#### What you should do
Select, from the data, each line where "JSON" occurs.

#### Extracted data
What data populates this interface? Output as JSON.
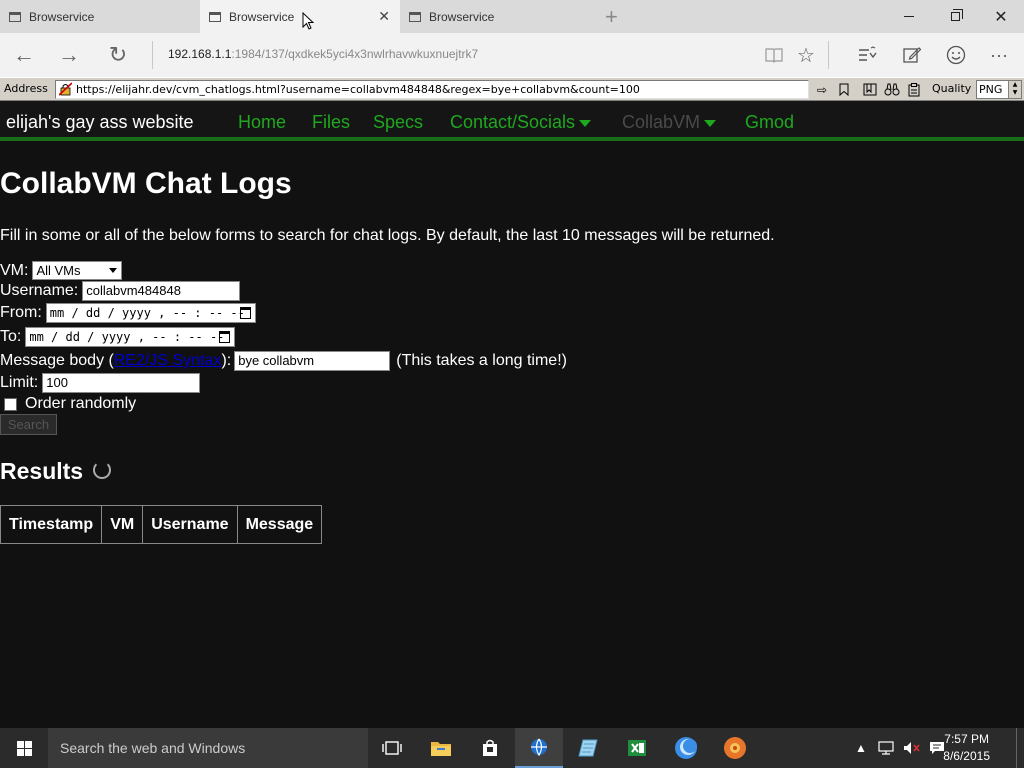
{
  "tabs": [
    {
      "label": "Browservice",
      "active": false
    },
    {
      "label": "Browservice",
      "active": true
    },
    {
      "label": "Browservice",
      "active": false
    }
  ],
  "edge": {
    "url_host": "192.168.1.1",
    "url_rest": ":1984/137/qxdkek5yci4x3nwlrhavwkuxnuejtrk7"
  },
  "browservice": {
    "address_label": "Address",
    "address_url": "https://elijahr.dev/cvm_chatlogs.html?username=collabvm484848&regex=bye+collabvm&count=100",
    "quality_label": "Quality",
    "quality_value": "PNG"
  },
  "site": {
    "name": "elijah's gay ass website",
    "nav": [
      {
        "label": "Home",
        "dropdown": false,
        "active": false
      },
      {
        "label": "Files",
        "dropdown": false,
        "active": false
      },
      {
        "label": "Specs",
        "dropdown": false,
        "active": false
      },
      {
        "label": "Contact/Socials",
        "dropdown": true,
        "active": false
      },
      {
        "label": "CollabVM",
        "dropdown": true,
        "active": true
      },
      {
        "label": "Gmod",
        "dropdown": false,
        "active": false
      }
    ],
    "accent_color": "#1fa81f"
  },
  "page": {
    "title": "CollabVM Chat Logs",
    "intro": "Fill in some or all of the below forms to search for chat logs. By default, the last 10 messages will be returned.",
    "form": {
      "vm_label": "VM:",
      "vm_value": "All VMs",
      "username_label": "Username:",
      "username_value": "collabvm484848",
      "from_label": "From:",
      "from_placeholder": "mm / dd / yyyy ,  -- : --  --",
      "to_label": "To:",
      "to_placeholder": "mm / dd / yyyy ,  -- : --  --",
      "message_label_pre": "Message body (",
      "message_link": "RE2/JS Syntax",
      "message_label_post": "):",
      "message_value": "bye collabvm",
      "message_note": "(This takes a long time!)",
      "limit_label": "Limit:",
      "limit_value": "100",
      "random_label": "Order randomly",
      "search_label": "Search"
    },
    "results_title": "Results",
    "table_headers": [
      "Timestamp",
      "VM",
      "Username",
      "Message"
    ]
  },
  "taskbar": {
    "search_placeholder": "Search the web and Windows",
    "time": "7:57 PM",
    "date": "8/6/2015"
  }
}
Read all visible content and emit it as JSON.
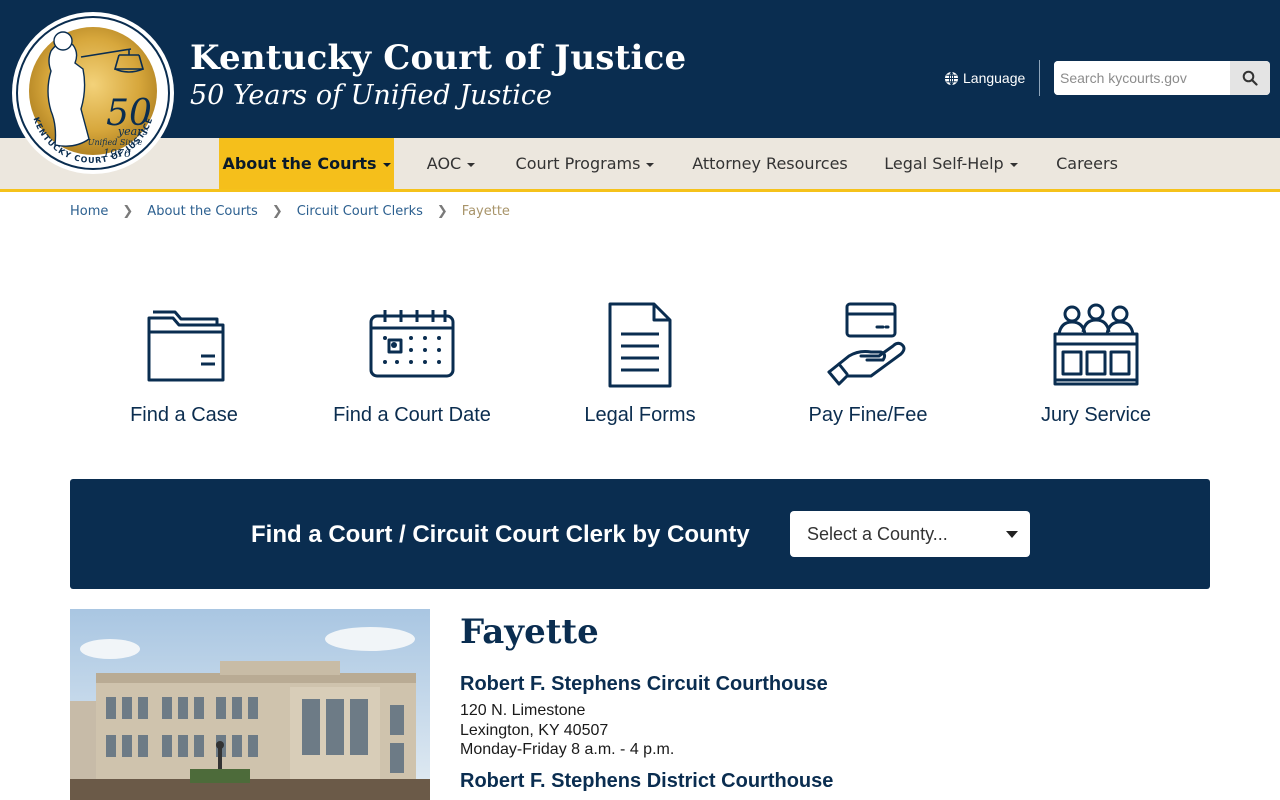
{
  "header": {
    "title": "Kentucky Court of Justice",
    "subtitle": "50 Years of Unified Justice",
    "seal": {
      "big_number": "50",
      "years_word": "years",
      "unified_since": "Unified Since",
      "year": "1976",
      "ring_text": "KENTUCKY COURT OF JUSTICE"
    },
    "language_label": "Language",
    "search_placeholder": "Search kycourts.gov"
  },
  "nav": {
    "items": [
      {
        "label": "About the Courts",
        "active": true,
        "dropdown": true
      },
      {
        "label": "AOC",
        "active": false,
        "dropdown": true
      },
      {
        "label": "Court Programs",
        "active": false,
        "dropdown": true
      },
      {
        "label": "Attorney Resources",
        "active": false,
        "dropdown": false
      },
      {
        "label": "Legal Self-Help",
        "active": false,
        "dropdown": true
      },
      {
        "label": "Careers",
        "active": false,
        "dropdown": false
      }
    ]
  },
  "breadcrumb": {
    "items": [
      "Home",
      "About the Courts",
      "Circuit Court Clerks"
    ],
    "current": "Fayette"
  },
  "quick_links": [
    {
      "label": "Find a Case",
      "icon": "folder-icon"
    },
    {
      "label": "Find a Court Date",
      "icon": "calendar-icon"
    },
    {
      "label": "Legal Forms",
      "icon": "document-icon"
    },
    {
      "label": "Pay Fine/Fee",
      "icon": "card-hand-icon"
    },
    {
      "label": "Jury Service",
      "icon": "jury-box-icon"
    }
  ],
  "finder": {
    "label": "Find a Court / Circuit Court Clerk by County",
    "select_value": "Select a County..."
  },
  "county": {
    "name": "Fayette",
    "courthouses": [
      {
        "name": "Robert F. Stephens Circuit Courthouse",
        "street": "120 N. Limestone",
        "city": "Lexington, KY 40507",
        "hours": "Monday-Friday 8 a.m. - 4 p.m."
      },
      {
        "name": "Robert F. Stephens District Courthouse"
      }
    ]
  },
  "colors": {
    "navy": "#0a2d50",
    "gold": "#f5bf1b",
    "nav_bg": "#ece7de",
    "link": "#2b5f8f"
  }
}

#### Completed task
What data populates this interface? Output as JSON.
Read all visible content and emit it as JSON.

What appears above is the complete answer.